SACRAMENTO, CALIF. (Aug. 29, 2014) — As California suffers through the third year of a record-breaking drought, state lawmakers agreed today to require more sweeping oversight of the state’s groundwater resources.
California legislators approved Senate Bill 1168 and Assembly Bill 1739, which together call for stricter management of groundwater supplies by local agencies while giving the state the ability to step in when necessary. Up until now, California was the only state in the nation that did not comprehensively monitor or regulate groundwater.
Record dry conditions in California have forced farmers and others to rely more heavily on groundwater supplies. Excessive pumping of this dwindling resource has resulted in a host of problems including land subsidence, saltwater intrusion into coastal aquifers, harm to ecosystems, and increased conflicts among water users.
Last week, 48 top water experts wrote an open letter to California legislators and Gov. Jerry Brown asking them to help solve this critical problem by adopting a policy of sustainable groundwater management this year. The letter, organized by the Union of Concerned Scientists (UCS), said that California must require local agencies to collect basic groundwater data and to develop plans to manage groundwater using sustainable yield metrics by 2020.
Below is a press statement by Juliet Christian-Smith, UCS climate scientist who specializes in Western water issues:
“This timely action by California lawmakers to better protect our vital groundwater supplies will help the state prepare for future water challenges. Sustainable groundwater management is critical as global warming makes longer and more severe droughts more likely in the coming decades.

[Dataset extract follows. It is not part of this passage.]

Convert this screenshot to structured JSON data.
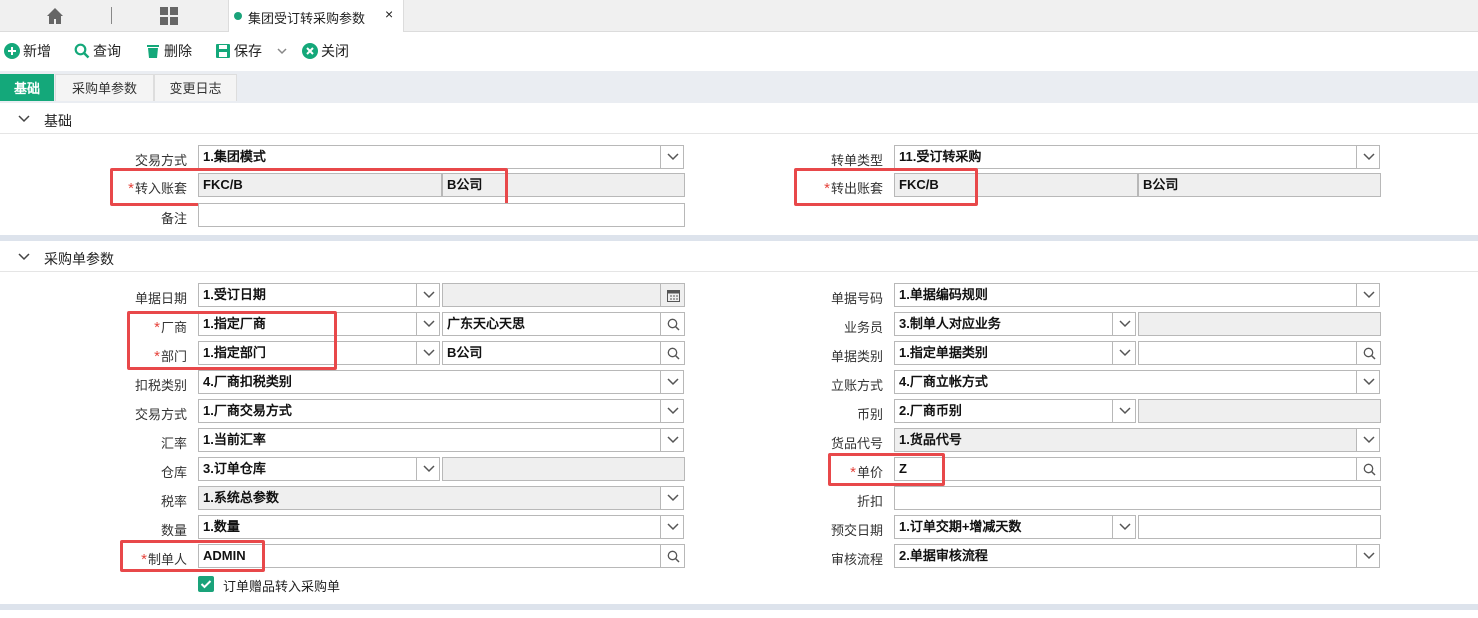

“Improved groundwater management will help to ensure that California has reliable water resources in dry years and is able to adapt to a changing climate. But since we can’t manage what we don’t measure, the success of California’s groundwater policy will depend on accurate measurement and monitoring of groundwater usage across the state.
“Make no mistake, there is still much more work to be done to ensure that local groundwater sustainability plans are science-based and involve a range of stakeholders. The Union of Concerned Scientists looks forward to working with local groundwater managers to protect groundwater for current and future Californians.”